How do you see the future of IIoT in the Middle East oil and gas industry?
The Middle East’s oil and gas industry is rapidly adopting IIoT solutions, and reimagining business models, processes, and ways of working by driving interconnected digital oilfields for business visibility and real-time decision-making.
Showing the strong potential for adoption of IIoT in the Middle East, energy innovation is a foundational stone of many of the Middle East’s nationwide digital transformation agendas, such as UAE Vision 2021, Saudi Vision 2030, and the New Kuwait 2035 Strategy.
What role does SAP play in this?
As one of the world’s leading digital transformation enablers, SAP’s Leonardo digital innovation system can provide the secure Internet of Things platform on the cloud in order to support next-generation applications that can scale up quickly and easily. The platform is augmented with artificial intelligence, machine learning, analytics and blockchain capabilities. These real-time business applications will be vital for delivering innovation across every business process – including exploration, production, and refining; human resources and talent development; and finance, procurement, and supply chain management.
In the Middle East, SAP is already co-innovating and exchanging best practices with the leading and most innovative oil and gas firms, including the Abu Dhabi National Oil Company (ADNOC), Saudi Aramco, and the Saudi Aramco Shell Refinery Company (SASREF).
On a global level, SAP is exchanging best practices from global IoT partnerships such as by joining the Industrial Internet Consortium and with Bosch, announced global investment of 2 billion euros over five years to accelerate IoT innovations, and further driving innovations with the acquisition of the enterprise-grade IoT provider PLAT.ONE.
How can the industry measure the ROI of IIoT adoption?
The Industrial Internet of Things’ biggest impact in the oil and gas sector will come from reimagining work – the transformation from a traditional, vertically-integrated oil and gas company into a digital energy network.
Middle East oil and gas firms that replace manual work with digital processes and real-time analytics, and connect assets and people for the right data on the right device can drive new levels of business competitiveness. With real-time data analytics from digital oilfield sensors, self-learning systems can predict maintenance, while innovative technologies such as augmented reality and drones can enhance safety and productivity.
Measuring the ROI of IIoT projects is vital. It’s important for CIOs to start with short and quick IIoT projects that can deliver quick ROI, and if they fail, are easier to determine what went wrong and quickly re-ploy a new solution. In discussions with customers, one of the quickest ways to find massive cost savings is with predictive maintenance.
What research is being done to develop IIoT technology? What might we see coming up in terms of IIoT technology in the near future?
In the coming years, the Middle East’s oil and gas sector has strong opportunity to adopt IIoT innovations such as drones, robotics, 3D printing, and wearables to reimagine business models. In the near future, the IIoT ecosystem will be greatly enhanced with emerging technologies such as artificial intelligence, blockchain, and machine learning to solve business problems, accelerate transactions, and enhance security.

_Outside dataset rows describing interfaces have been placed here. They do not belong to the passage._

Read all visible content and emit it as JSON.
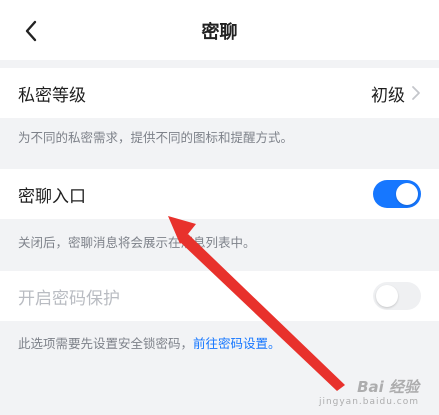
{
  "header": {
    "back_icon": "chevron-left-icon",
    "title": "密聊"
  },
  "privacy_level": {
    "label": "私密等级",
    "value": "初级",
    "arrow_icon": "chevron-right-icon",
    "description": "为不同的私密需求，提供不同的图标和提醒方式。"
  },
  "secret_chat_entry": {
    "label": "密聊入口",
    "enabled": true,
    "description": "关闭后，密聊消息将会展示在消息列表中。"
  },
  "password_protection": {
    "label": "开启密码保护",
    "enabled": false,
    "disabled": true,
    "description": "此选项需要先设置安全锁密码，",
    "link": "前往密码设置。"
  },
  "colors": {
    "accent": "#1677ff",
    "arrow": "#e8312c",
    "background": "#f2f3f5"
  },
  "watermark": {
    "main": "Bai 经验",
    "sub": "jingyan.baidu.com"
  }
}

In the Middle East, SAP is driving research and development in IIoT technology with our recently-launched Co-Innovation Lab in the UAE. The lab, the 15th in a global network of Co-Innovation Labs, is facilitating project-based co-innovation with customers and partners, with a particular emphasis on driving Internet of Things innovations with the SAP Leonardo digital innovation system.
What are the risks of greater cloud connectivity and what measures can mitigate these risks?

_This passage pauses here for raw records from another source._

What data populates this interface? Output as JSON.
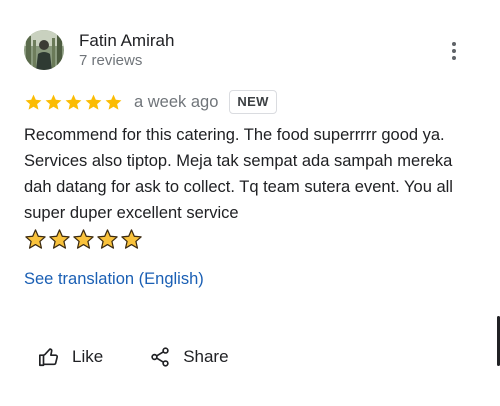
{
  "review": {
    "author_name": "Fatin Amirah",
    "author_meta": "7 reviews",
    "avatar": "profile-photo",
    "rating": 5,
    "rating_max": 5,
    "date": "a week ago",
    "badge": "NEW",
    "text": "Recommend for this catering. The food superrrrr good ya. Services also tiptop. Meja tak sempat ada sampah mereka dah datang for ask to collect. Tq team sutera event. You all super duper excellent service",
    "text_emoji": "⭐⭐⭐⭐⭐",
    "translate_label": "See translation (English)"
  },
  "actions": {
    "like_label": "Like",
    "share_label": "Share"
  },
  "colors": {
    "star": "#fbbc04",
    "link": "#1a5fb4",
    "muted": "#70757a",
    "text": "#202124"
  },
  "icons": [
    "more-vert-icon",
    "star-icon",
    "thumb-up-icon",
    "share-icon"
  ]
}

While increasing automation in the IIoT era is making oil and gas workplaces safer, the greater connectivity with smart devices and collaborative robots is extending the network and potential for cyber-threats.
Cybersecurity needs to be a vital part of a wider digital transformation agenda, and should move into the boardroom with the risk of downtime and brand reputation. Increasingly, Middle East oil and gas firms are having a chief data officer or chief innovation officer take the lead in integrating digital processes to enhance cybersecurity, by educating staff, setting up a cybersecurity task force, and developing a robust cybersecurity risk-management strategy.
What would you say is the ideal system, and why? What are the key factors of this system?
The ideal IIoT system should be practical, useful, affordable, and secure. However, most Middle East organisations do not currently have the digital core needed for the Internet of Things solutions that will stream in massive amounts of new and different types of data from sensors, machines, devices, and social media. With a digital core running on an open cloud platform that is running real-time data analytics, oil and gas fi rms will be ready to experiment with IIoT.
As the costs of sensors, robots, and wearables continue to decrease, it may be tempting for oil and gas executives to develop all-new IIoT innovations from scratch. But the biggest cost benefi t may not be from digital disruption, but rather enhancing existing the supply chain. One recent study estimates that there is $65 billion worth of legacy IT systems in place. Instead of reinventing the oil rig, energy fi rms can easily add real-time sensors and new connectivity, along with accounting, data processing, and analytics. Firms need to meld existing and new IIoT technology.